The CDC was facing having to put sixteen drop-side cribs out of use after they were recalled by the National Consumer Product Safety Commissionfor not meeting new safety requirements. But Russ College Assistant Professor of Civil Engineering Deborah McAvoy, who is a parent of a toddler enrolled at the CDC and a member of the Parent Advisory Board, suggested at a board meeting that instead of tossing the cribs, her students could repurpose them into something new.

"We have students who complete community service projects, and I was sure they would be interested in something local," she said. "When I mentioned it to them, they were very excited to reuse the cribs and turn them into something fun for the children."
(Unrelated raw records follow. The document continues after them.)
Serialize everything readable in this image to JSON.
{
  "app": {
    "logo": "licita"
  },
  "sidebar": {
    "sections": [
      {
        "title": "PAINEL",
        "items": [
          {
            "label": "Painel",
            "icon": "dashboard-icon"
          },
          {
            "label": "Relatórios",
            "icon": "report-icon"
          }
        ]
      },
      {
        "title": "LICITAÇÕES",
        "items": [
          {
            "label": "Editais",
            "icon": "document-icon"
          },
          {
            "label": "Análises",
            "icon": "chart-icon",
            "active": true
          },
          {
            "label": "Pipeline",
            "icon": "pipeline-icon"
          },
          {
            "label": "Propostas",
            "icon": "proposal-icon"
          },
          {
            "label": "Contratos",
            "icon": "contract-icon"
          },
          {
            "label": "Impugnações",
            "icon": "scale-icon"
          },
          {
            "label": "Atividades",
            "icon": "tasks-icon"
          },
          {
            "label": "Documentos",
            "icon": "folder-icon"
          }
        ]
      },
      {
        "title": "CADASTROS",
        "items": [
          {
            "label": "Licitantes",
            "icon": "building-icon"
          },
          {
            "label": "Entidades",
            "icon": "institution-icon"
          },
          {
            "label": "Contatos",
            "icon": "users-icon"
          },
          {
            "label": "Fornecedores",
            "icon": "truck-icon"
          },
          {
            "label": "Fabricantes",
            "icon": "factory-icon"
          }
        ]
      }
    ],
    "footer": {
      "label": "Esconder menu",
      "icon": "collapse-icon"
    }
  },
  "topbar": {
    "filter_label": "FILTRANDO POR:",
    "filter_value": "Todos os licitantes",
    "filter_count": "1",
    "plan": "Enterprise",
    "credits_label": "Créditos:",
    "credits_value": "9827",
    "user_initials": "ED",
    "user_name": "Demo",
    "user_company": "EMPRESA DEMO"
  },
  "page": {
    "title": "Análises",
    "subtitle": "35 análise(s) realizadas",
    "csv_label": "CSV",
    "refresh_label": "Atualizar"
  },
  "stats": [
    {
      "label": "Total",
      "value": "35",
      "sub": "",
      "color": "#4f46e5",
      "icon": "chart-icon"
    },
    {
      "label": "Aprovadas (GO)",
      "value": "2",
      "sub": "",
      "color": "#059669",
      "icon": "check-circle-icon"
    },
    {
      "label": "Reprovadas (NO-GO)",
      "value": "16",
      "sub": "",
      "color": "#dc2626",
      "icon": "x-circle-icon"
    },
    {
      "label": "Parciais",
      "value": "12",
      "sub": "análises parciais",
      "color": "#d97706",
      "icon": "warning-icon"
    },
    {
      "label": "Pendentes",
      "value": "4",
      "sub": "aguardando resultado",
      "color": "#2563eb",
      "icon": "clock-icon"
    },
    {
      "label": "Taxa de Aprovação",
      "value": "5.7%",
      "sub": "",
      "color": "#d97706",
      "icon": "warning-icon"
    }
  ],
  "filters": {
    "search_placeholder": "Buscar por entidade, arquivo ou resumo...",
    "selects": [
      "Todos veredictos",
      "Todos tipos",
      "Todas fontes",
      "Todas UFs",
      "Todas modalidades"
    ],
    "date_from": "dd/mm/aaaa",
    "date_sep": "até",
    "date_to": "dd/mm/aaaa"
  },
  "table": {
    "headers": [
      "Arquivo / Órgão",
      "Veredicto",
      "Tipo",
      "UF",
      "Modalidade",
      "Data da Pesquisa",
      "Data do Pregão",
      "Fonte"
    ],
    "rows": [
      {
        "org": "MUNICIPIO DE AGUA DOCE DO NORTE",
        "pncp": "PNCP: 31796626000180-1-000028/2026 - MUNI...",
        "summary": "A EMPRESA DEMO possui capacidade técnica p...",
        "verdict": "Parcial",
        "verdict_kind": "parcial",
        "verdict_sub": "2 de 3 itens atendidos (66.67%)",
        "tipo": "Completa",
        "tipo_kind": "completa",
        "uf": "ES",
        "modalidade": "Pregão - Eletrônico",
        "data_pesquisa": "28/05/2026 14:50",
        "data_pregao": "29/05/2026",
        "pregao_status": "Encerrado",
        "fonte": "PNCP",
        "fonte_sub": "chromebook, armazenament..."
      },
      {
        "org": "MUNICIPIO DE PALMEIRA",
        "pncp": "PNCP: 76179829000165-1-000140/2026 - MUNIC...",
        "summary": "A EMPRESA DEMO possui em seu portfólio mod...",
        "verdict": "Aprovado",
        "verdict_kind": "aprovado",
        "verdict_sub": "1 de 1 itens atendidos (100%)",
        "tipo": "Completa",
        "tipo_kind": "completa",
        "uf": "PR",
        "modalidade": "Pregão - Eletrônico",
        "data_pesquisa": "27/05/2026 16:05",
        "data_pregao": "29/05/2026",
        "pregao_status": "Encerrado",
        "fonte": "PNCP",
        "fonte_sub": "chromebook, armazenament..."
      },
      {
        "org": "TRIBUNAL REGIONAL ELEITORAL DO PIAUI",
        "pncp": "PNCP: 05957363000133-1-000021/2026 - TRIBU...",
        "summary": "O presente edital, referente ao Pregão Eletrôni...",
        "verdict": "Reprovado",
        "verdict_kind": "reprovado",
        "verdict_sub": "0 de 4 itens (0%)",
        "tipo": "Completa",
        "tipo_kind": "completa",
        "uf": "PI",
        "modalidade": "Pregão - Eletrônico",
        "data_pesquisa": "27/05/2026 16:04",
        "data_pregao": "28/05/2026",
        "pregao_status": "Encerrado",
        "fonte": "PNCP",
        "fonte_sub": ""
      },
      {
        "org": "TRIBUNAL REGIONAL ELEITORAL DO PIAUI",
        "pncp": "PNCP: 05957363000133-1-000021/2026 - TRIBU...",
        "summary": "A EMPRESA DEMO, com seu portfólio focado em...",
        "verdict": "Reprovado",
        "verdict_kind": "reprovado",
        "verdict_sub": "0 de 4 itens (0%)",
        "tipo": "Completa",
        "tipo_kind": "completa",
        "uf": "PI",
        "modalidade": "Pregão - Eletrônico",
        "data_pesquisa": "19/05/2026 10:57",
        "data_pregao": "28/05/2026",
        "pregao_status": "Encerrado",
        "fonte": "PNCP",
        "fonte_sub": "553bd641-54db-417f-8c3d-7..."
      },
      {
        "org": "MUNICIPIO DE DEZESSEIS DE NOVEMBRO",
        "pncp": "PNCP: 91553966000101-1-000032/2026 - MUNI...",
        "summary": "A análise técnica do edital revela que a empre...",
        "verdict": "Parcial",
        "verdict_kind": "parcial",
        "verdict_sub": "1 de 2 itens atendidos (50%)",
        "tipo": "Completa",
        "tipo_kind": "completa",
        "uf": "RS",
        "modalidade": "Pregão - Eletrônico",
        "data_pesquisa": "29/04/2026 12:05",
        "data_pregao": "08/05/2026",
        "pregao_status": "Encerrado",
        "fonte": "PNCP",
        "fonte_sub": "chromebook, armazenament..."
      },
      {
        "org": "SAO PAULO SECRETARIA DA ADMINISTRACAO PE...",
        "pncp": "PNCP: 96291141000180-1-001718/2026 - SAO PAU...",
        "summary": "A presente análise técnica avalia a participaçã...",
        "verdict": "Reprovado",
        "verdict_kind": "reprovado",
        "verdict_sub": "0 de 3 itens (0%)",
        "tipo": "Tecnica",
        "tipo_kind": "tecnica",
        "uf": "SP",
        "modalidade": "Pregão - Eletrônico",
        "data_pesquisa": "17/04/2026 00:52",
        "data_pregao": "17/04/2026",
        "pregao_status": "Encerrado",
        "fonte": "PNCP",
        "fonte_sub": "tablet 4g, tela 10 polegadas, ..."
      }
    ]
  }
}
Junior Sarah Koska, community service coordinator for the student chapter of the American Society of Civil Engineers, said the group wanted to help the CDC avoid throwing away hundreds of dollars. "So we came up with multiple creative ways to reuse the cribs and implement them back into the fun and learning of the children -- we made two art easels with chalk surfaces, and also two sensory tunnels," she said.

The sensory tunnels, formed from crib sides joined to create a tunnel when placed on the floor, can be hung with soft, rough, furry, or bumpy objects such as fabric and ribbon. The children lie under or crawl through the tunnels to experience the different surfaces. On a recent spring day, the tunnels were set up outside for children to enjoy.

"We were at a loss and very frustrated at what to do with 16 beautiful wooden cribs that could not be sold, donated or given away," said CDC Director Cathy Waller. "We certainly did not want to contribute to the overflowing landfills, as we try and be very conscious about sustainability issues. We are just beyond thrilled," she added.

According to Russ College Dean Dennis Irwin, the students' work plays a strong role in their education to become what he calls meta-engineers. "Our goal is to develop students who are aware of the societal opportunities for, and implications of, their specialized skills, and who can lead impactful and lasting efforts because of that," he said. "They have created for good by volunteering to improve the lives of children in their own community, and also by demonstrating sustainability," he said.

Koska explained that ASCE members commit to a community service project every semester. Students have planned still other designs for play tents, private play spaces, desks, a ball pit, and a climbing play set in order to provide a steady flow of new toys for the CDC throughout the rest of this summer and into next fall.

Colleen Carow and Adrienne Cornwall contributed to this story.